OAKLAND -- It turns out Andrew Bailey's All-Star rookie campaign was no fluke.
That much was made certain Sunday when the A's righty, for the second time in as many seasons, was officially invited back to the Midsummer Classic by American League manager Joe Girardi as a replacement for the Angels' Jered Weaver.
In a strange series of events, Weaver was named to the AL staff after Sunday starter Trevor Cahill -- Oakland's other All-Star -- was formally deemed ineligible to be on the active roster. Weaver, though, also pitched Sunday, thus allowing Girardi to bring Bailey along as the A's lone active player at baseball's storied game on Tuesday.
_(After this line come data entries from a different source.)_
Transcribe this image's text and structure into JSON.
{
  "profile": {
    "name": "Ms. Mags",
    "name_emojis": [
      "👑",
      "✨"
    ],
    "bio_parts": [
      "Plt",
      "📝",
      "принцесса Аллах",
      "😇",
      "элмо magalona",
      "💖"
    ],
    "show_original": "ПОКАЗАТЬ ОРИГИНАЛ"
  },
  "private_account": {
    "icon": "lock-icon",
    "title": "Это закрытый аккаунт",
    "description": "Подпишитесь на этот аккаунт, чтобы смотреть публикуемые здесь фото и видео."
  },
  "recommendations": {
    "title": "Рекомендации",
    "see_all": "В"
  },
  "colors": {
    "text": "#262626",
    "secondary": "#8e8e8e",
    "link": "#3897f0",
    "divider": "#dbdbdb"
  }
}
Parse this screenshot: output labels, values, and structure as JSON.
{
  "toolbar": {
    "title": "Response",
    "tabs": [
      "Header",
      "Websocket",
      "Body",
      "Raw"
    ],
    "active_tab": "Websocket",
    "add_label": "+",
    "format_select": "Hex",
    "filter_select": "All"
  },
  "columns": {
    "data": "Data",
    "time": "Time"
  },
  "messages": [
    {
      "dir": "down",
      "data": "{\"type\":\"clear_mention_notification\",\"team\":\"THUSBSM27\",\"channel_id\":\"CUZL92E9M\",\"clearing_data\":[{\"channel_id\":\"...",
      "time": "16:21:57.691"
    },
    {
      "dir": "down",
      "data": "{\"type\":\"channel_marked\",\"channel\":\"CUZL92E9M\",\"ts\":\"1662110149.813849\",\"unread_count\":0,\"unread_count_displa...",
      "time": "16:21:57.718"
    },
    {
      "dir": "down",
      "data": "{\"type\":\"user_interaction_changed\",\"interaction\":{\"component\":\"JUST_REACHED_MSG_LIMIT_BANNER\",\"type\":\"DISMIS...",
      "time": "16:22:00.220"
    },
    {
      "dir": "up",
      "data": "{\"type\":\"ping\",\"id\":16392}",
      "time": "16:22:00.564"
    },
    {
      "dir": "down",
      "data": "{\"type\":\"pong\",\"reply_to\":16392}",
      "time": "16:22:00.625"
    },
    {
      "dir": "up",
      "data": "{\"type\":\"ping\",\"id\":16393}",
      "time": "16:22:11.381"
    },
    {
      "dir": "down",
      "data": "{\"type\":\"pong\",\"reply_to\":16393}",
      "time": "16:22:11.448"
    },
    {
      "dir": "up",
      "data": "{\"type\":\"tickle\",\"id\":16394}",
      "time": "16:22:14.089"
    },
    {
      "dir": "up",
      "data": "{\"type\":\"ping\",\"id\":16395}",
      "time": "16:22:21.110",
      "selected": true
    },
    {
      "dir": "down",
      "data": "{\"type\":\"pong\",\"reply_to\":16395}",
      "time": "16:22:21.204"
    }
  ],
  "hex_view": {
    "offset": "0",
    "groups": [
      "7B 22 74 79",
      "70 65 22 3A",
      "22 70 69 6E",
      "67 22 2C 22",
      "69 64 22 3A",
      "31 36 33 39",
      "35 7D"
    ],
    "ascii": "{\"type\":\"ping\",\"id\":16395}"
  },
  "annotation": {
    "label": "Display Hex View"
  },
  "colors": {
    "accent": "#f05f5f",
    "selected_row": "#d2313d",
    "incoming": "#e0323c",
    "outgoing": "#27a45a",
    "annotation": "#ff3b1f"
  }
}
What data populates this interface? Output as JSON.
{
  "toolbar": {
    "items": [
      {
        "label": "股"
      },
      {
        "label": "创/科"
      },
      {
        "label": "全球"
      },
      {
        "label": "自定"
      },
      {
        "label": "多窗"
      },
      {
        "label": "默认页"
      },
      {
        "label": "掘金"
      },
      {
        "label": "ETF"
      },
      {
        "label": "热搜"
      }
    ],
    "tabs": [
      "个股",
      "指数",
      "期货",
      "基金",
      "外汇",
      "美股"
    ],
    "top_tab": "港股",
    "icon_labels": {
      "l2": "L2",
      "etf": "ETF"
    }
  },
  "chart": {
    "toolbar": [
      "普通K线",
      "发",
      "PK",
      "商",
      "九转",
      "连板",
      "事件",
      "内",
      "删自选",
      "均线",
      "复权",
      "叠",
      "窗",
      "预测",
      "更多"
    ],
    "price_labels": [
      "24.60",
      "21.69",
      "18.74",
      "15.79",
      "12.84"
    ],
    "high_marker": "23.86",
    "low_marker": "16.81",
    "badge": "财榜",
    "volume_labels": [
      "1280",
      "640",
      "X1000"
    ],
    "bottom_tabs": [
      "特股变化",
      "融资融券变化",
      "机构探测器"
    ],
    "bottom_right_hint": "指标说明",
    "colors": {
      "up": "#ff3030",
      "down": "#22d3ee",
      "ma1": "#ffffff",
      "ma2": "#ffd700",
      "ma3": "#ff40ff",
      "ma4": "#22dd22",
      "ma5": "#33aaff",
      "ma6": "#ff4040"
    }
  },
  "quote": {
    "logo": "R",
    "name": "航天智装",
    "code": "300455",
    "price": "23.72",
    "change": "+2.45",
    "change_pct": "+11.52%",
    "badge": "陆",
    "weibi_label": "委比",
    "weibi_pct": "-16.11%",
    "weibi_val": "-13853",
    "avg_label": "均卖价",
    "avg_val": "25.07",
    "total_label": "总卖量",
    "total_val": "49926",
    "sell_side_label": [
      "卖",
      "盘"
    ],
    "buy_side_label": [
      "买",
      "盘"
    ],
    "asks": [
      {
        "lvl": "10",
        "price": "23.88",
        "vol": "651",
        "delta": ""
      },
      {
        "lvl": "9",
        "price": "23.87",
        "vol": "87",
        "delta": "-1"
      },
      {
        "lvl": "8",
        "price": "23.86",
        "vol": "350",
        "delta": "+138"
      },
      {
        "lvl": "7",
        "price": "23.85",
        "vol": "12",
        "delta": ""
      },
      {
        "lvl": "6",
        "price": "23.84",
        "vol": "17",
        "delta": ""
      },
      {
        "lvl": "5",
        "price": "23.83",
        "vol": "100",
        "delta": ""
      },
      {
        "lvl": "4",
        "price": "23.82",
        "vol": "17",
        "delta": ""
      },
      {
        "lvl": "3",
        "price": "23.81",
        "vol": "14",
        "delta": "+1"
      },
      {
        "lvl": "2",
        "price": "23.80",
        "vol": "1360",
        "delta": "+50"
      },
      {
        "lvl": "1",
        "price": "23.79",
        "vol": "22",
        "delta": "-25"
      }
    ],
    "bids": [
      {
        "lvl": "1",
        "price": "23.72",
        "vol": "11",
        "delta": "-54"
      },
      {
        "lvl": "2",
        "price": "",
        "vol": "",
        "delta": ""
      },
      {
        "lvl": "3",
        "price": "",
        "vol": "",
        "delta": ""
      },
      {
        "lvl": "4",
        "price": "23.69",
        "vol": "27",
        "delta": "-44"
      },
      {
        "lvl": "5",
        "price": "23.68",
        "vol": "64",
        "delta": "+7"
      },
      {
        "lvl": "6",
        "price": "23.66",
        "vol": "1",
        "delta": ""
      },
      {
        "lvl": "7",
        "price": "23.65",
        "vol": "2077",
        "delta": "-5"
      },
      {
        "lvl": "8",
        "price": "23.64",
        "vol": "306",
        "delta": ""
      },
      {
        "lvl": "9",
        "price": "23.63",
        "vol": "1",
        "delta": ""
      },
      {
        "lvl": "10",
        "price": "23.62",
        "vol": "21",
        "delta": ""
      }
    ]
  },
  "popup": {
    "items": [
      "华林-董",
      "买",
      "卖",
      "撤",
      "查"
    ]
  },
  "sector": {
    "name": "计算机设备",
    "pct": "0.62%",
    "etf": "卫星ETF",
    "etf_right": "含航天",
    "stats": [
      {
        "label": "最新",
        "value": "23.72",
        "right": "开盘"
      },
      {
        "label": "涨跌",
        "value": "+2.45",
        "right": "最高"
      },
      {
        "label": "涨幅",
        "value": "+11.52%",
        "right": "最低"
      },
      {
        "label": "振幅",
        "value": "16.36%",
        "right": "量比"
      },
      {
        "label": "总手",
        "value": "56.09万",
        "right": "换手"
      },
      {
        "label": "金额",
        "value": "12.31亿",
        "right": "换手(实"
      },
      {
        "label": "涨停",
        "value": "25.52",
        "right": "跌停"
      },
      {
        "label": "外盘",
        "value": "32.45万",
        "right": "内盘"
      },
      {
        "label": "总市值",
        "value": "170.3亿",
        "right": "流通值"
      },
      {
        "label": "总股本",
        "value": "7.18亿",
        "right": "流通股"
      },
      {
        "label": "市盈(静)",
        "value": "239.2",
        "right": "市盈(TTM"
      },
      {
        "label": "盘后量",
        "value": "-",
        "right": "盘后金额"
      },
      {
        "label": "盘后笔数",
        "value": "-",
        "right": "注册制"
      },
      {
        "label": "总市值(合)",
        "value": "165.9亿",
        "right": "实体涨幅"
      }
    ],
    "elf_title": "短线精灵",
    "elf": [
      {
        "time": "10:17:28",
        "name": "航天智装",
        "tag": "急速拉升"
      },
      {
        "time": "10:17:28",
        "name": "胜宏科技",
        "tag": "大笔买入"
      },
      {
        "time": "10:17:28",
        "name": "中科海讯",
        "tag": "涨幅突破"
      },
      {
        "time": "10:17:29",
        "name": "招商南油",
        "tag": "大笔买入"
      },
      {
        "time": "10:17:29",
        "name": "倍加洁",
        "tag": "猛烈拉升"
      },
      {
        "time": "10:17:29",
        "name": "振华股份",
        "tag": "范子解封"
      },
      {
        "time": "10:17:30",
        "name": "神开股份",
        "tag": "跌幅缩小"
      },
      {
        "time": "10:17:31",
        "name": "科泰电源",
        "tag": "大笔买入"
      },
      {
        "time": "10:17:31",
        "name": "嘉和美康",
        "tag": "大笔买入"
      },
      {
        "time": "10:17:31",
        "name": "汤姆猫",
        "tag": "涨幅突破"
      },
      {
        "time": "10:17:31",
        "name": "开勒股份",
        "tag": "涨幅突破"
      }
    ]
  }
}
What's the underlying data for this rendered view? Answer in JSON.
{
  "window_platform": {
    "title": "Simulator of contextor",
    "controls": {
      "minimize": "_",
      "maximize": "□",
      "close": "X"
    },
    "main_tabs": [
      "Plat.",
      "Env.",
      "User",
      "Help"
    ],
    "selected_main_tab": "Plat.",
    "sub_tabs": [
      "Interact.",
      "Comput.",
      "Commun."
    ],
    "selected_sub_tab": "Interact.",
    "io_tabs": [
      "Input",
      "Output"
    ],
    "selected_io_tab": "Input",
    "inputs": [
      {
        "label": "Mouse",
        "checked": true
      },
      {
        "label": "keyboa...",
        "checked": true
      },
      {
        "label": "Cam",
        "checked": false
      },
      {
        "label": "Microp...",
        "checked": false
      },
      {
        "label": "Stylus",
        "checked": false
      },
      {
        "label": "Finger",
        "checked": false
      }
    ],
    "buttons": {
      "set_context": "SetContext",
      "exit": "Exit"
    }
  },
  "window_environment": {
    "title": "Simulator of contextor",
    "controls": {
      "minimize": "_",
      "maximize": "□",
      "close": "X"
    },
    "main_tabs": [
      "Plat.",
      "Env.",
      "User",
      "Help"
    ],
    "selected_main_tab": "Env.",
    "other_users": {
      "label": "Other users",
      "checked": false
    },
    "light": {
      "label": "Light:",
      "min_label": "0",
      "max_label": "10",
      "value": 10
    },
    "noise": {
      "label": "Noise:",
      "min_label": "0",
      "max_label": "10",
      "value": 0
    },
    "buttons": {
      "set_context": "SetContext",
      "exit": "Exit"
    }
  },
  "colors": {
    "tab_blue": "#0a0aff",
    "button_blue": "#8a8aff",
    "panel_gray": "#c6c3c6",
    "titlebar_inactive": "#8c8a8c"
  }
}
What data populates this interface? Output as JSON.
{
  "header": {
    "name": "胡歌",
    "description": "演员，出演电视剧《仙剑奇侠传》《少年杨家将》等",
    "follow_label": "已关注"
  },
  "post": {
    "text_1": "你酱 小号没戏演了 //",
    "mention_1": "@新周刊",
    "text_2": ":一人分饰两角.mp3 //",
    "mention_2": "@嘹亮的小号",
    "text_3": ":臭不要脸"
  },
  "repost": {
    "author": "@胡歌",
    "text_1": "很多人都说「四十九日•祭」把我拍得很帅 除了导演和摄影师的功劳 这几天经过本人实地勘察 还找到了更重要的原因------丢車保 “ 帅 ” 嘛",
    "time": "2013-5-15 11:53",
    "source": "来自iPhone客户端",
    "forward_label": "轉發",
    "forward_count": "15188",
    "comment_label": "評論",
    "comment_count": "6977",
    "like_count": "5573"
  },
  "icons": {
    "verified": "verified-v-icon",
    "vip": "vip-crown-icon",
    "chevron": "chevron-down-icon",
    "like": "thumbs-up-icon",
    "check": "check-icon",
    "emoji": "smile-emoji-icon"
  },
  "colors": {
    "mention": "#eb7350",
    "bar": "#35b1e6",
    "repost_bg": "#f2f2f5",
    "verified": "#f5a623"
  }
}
"I'm happy that we have a late addition in Andrew," A's manager and All-Star staff member Bob Geren said, "so we'll have one who actually gets the chance to go in the game."
That's especially good news for Cahill, whose shy self wasn't too keen on the idea of being the only green and gold member present at such a prestigious event.
"He deserves it," Cahill said. "I'm happy he's able to go. I think the rule is good because there are so many of us that pitched today. That's a huge plus for me, having someone I know go."
The 26-year-old Bailey, who easily picked up his 18th save of the season following a shut-out ninth in an A's win Sunday, boasts a 1.70 ERA, good for eighth lowest among AL relievers. He's also compiled 27 strikeouts in 37 innings, further showing that the sophomore jinx wasn't made for this 2009 Rookie of the Year.
"I had heard if Cahill threw a pitch, Weaver was going to take his spot, and if Weaver threw a pitch, I was going to take his spot," Bailey said. "So I was down there cheering each and every first pitch of each inning. Guys in the bullpen were giving me high fives, and I've never seen so many cheers in the bullpen after the second pitch of the game. It was exciting.
"Trevor obviously deserves to go down there and represent our team, and I'm happy I can accompany him down there. It's a tribute to how hard we work and our team, and it's nice to be able to go down there representing the A's."
Bailey's last-minute selection gives the A's multiple All-Star representatives for the first time since 2004, when hurlers Mark Mulder and Tim Hudson joined forces. He's also the first A's player to earn back-to-back All-Star accolades since Mulder did so in 2003 and '04, and the first A's closer to make the team in consecutive seasons since Dennis Eckersley from 1991-92.
"Guys are already giving me some jokes about it, but it's exciting," Bailey said of already being honored twice in his short career. "It's for the fans and the love of the game. Obviously it means something, so it'd be nice to come out with a win, but it's all about having fun. Last year was an experience I'll never forget, and I'm sure this one will be as well. Hopefully it will go a little slower this time because last year was a whirlwind. It felt like it was all one day."
Bailey is also hoping he'll see some action, as he was left on the sidelines as a rookie last year without getting into the game.
"If I get an opportunity, obviously I'll take full advantage of it," he said. "The representing pitchers probably have a lot more time than me, so if I happen to get in there, it'd be awesome. But it's all about having fun, so either way, it will be a good time."
Bailey's original All-Star break plans just so happened to already include Anaheim. He's taking part in Pepsi's Refresh Project -- an initiative to fund refreshing ideas that change the world -- as a campaign manager and is slated to speak in Southern California on Tuesday about potentially building a "miracle field" for children with disabilities. Also on his schedule was a trip to the ESPY Awards with his agent in Los Angeles on Wednesday.
"I was going down there anyway," he said. "This is just a little better."
Thus, Bailey is perfectly content with Major League Baseball's recent decision to ban All-Star Game participation for pitchers who start the Sunday before the much-anticipated affair.
"I like the rule," he said with a grin. "I guess it is weird, but since the game does mean something, you want as many eligible guys as you can possibly have. I think it's cool that guys who deserve it are still acknowledged with the opportunity to go and every organization is represented. It's great for the game of baseball because, that way, we can go 25 innings with how many pitchers we have.
"It's good -- Trevor and Weaver and those guys can hang out and enjoy the moment, and I'll be nervous as heck in the bullpen."
Jane Lee is a reporter for MLB.com. This story was not subject to the approval of Major League Baseball or its clubs.